Regulating the Regulators: Immune System Regulators Are Highly Susceptible to HIV Infection

Regulating the Regulators: Immune System Regulators Are Highly Susceptible to HIV Infection

  • Published: July 13, 2004
  • DOI: 10.1371/journal.pbio.0020209

Nearly a dozen varieties of interdependent cells work in harmony to protect the body from infectious pathogens. Dendritic cells and B-cells carry remnants of pathogens to nearby helper T-cells (also known as CD4 cells because they express the CD4 protein on their surfaces), which coordinate a threat response by signaling killer T-cells to destroy the intruder. Yet another class of cells cleans up the debris such an encounter inevitably creates. Each of these cell types is further classified based on the combinations of surface proteins they express. Such proteins may simply identify the cell type or may help define its function.

Inhibition of Treg function by HIV leads to T-cell hyperactivation


An immune response can activate millions of cells; once these cells perform their respective jobs, it's crucial that they retire from active duty. That's where regulatory T-cells, or Treg cells, come in: an immune system that fails to retreat from an immune response can be just as dangerous as one that fails to organize.

Research has recently focused on a subset of Treg cells that express CD4 and CD25 proteins (so-called CD4+CD25+ T-cells) and that suppress T-cell activation in mice and humans. Treg cells appear to be key immune system regulators, as their absence results in autoimmune and allergic diseases. Now a team led by Derya Unutmaz at Vanderbilt University report that human Treg cells are highly vulnerable to HIV infection.

Treg cells isolated from healthy volunteers were not only highly susceptible to HIV infection but were also killed by the virus. Because Treg cells account for only about 1% of human T-cells and are difficult to grow in a test tube, Unutmaz and colleagues developed a way to manufacture sufficient quantities for study by introducing a transcription factor called FoxP3 into conventional “naïve” T-cells (cells not yet primed to recognize a specific target). FOXP3 is required for the development of Treg cells in mice. Though it's not clear what role the human form of the gene plays in human Treg cell development, FOXP3 mutations cause an autoimmune disease associated with hyperactive T-cells. Here the authors demonstrate that FoxP3 transforms T-cells into Treg cells. The FoxP3-engineered T-cells behaved just like naturally occurring Treg cells: when exposed to a population of resting naïve CD4 T-cells, the engineered cells suppressed their activation. Overexpression of FoxP3 also made activated T-cells more susceptible to infection.
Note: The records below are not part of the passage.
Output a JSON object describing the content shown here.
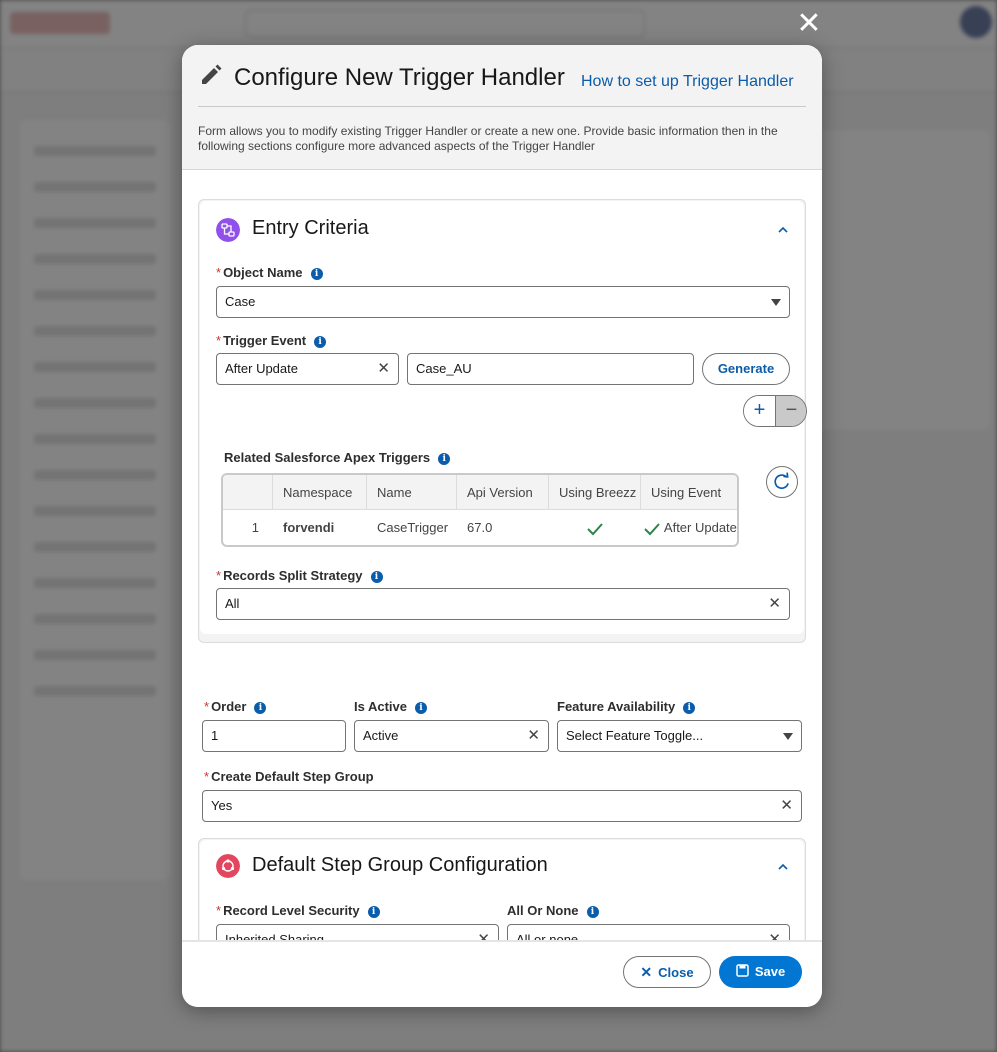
{
  "modal": {
    "title": "Configure New Trigger Handler",
    "help_link": "How to set up Trigger Handler",
    "description": "Form allows you to modify existing Trigger Handler or create a new one. Provide basic information then in the following sections configure more advanced aspects of the Trigger Handler",
    "close_symbol": "✕"
  },
  "entry_criteria": {
    "title": "Entry Criteria",
    "object_name_label": "Object Name",
    "object_name_value": "Case",
    "trigger_event_label": "Trigger Event",
    "trigger_event_value": "After Update",
    "trigger_name_value": "Case_AU",
    "generate_label": "Generate",
    "plus_label": "+",
    "minus_label": "−",
    "related_triggers_label": "Related Salesforce Apex Triggers",
    "table": {
      "columns": [
        "Namespace",
        "Name",
        "Api Version",
        "Using Breezz",
        "Using Event"
      ],
      "rows": [
        {
          "num": "1",
          "namespace": "forvendi",
          "name": "CaseTrigger",
          "api_version": "67.0",
          "using_breezz": "✓",
          "using_event": "After Update"
        }
      ]
    },
    "split_strategy_label": "Records Split Strategy",
    "split_strategy_value": "All"
  },
  "general": {
    "order_label": "Order",
    "order_value": "1",
    "is_active_label": "Is Active",
    "is_active_value": "Active",
    "feature_label": "Feature Availability",
    "feature_placeholder": "Select Feature Toggle...",
    "default_step_label": "Create Default Step Group",
    "default_step_value": "Yes"
  },
  "step_group": {
    "title": "Default Step Group Configuration",
    "security_label": "Record Level Security",
    "security_value": "Inherited Sharing",
    "all_or_none_label": "All Or None",
    "all_or_none_value": "All or none"
  },
  "footer": {
    "close_label": "Close",
    "save_label": "Save"
  },
  "colors": {
    "brand": "#0176d3",
    "link": "#0b5cab",
    "required": "#c23934",
    "entry_icon": "#9050e9",
    "step_icon": "#e3475f",
    "check": "#2e844a"
  },
  "icons": {
    "header": "pencil-icon",
    "entry": "flow-icon",
    "step": "step-group-icon",
    "refresh": "refresh-icon",
    "chevron": "chevron-up-icon",
    "save": "save-icon"
  }
}
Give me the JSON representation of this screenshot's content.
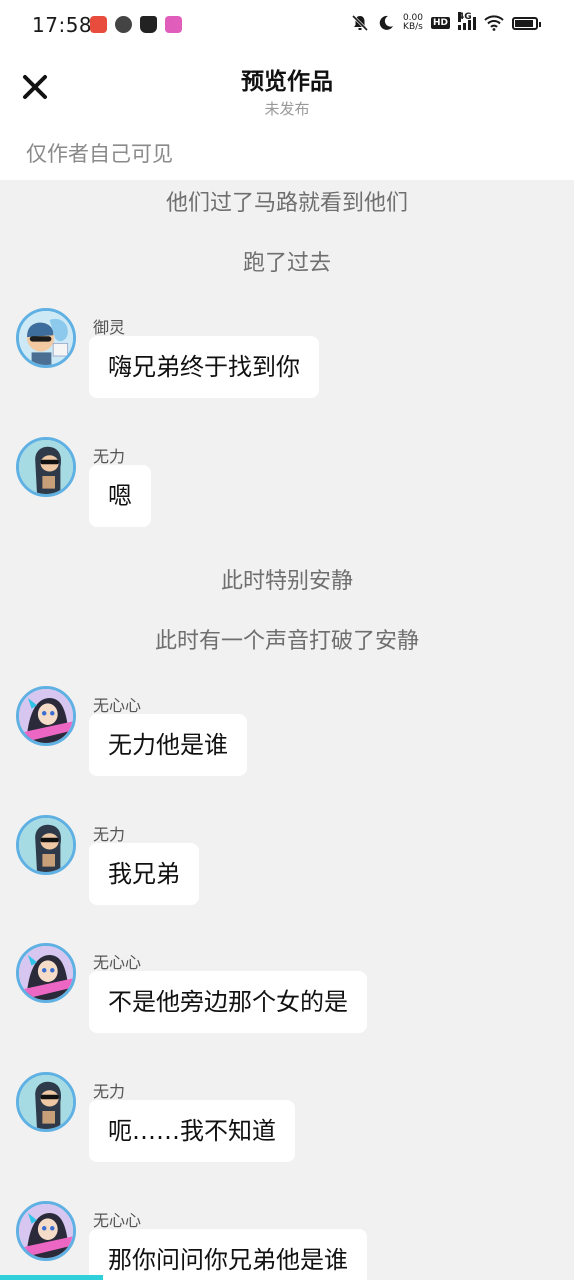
{
  "status_bar": {
    "time": "17:58",
    "netspeed_value": "0.00",
    "netspeed_unit": "KB/s",
    "hd_label": "HD",
    "network_label": "4G",
    "app_icons": [
      "red-app-icon",
      "help-app-icon",
      "tshirt-app-icon",
      "pink-app-icon"
    ],
    "status_icons": [
      "mute-icon",
      "moon-icon",
      "wifi-icon",
      "battery-icon"
    ]
  },
  "header": {
    "title": "预览作品",
    "subtitle": "未发布",
    "visibility_note": "仅作者自己可见",
    "close_icon": "close-icon"
  },
  "chat": {
    "items": [
      {
        "kind": "narration",
        "text": "他们过了马路就看到他们"
      },
      {
        "kind": "narration",
        "text": "跑了过去"
      },
      {
        "kind": "message",
        "sender": "御灵",
        "text": "嗨兄弟终于找到你",
        "avatar": "yuling-avatar"
      },
      {
        "kind": "message",
        "sender": "无力",
        "text": "嗯",
        "avatar": "wuli-avatar"
      },
      {
        "kind": "narration",
        "text": "此时特别安静"
      },
      {
        "kind": "narration",
        "text": "此时有一个声音打破了安静"
      },
      {
        "kind": "message",
        "sender": "无心心",
        "text": "无力他是谁",
        "avatar": "wuxinxin-avatar"
      },
      {
        "kind": "message",
        "sender": "无力",
        "text": "我兄弟",
        "avatar": "wuli-avatar"
      },
      {
        "kind": "message",
        "sender": "无心心",
        "text": "不是他旁边那个女的是",
        "avatar": "wuxinxin-avatar"
      },
      {
        "kind": "message",
        "sender": "无力",
        "text": "呃……我不知道",
        "avatar": "wuli-avatar"
      },
      {
        "kind": "message",
        "sender": "无心心",
        "text": "那你问问你兄弟他是谁",
        "avatar": "wuxinxin-avatar"
      }
    ]
  },
  "playback": {
    "progress_fraction": 0.18
  },
  "colors": {
    "accent": "#2fd0d9",
    "avatar_ring": "#5fb0e3",
    "chat_background": "#f1f1f1"
  }
}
Since Treg cells are so susceptible to HIV, the researchers reasoned that these cells might be compromised in HIV-infected patients and that loss of Treg cells could lead to T-cell hyperactivation. Their logic was borne out by the finding that a portion of HIV patients with low CD4 counts and high levels of activated T-cells also had greatly depleted numbers of FoxP3-expressing CD4+CD25+ T-cells—a marker for Treg cells. The finding that HIV targets cells that normally suppress immune function is significant, given that HIV infection is characterized by chronic T-cell hyperactivation. Disruption of Treg cells, Unutmaz and colleagues conclude, could in turn disrupt the delicate balance of immune system function, setting the stage for hyperactivation—and a chronically hyperactive immune response could eventually exhaust the immune system. With a method to generate large numbers of Treg cells for study, Unutmaz and colleagues have paved the way for identifying mechanisms that mediate Treg cells' suppressive function and provided another resource for determining how HIV tips the scales toward disease progression.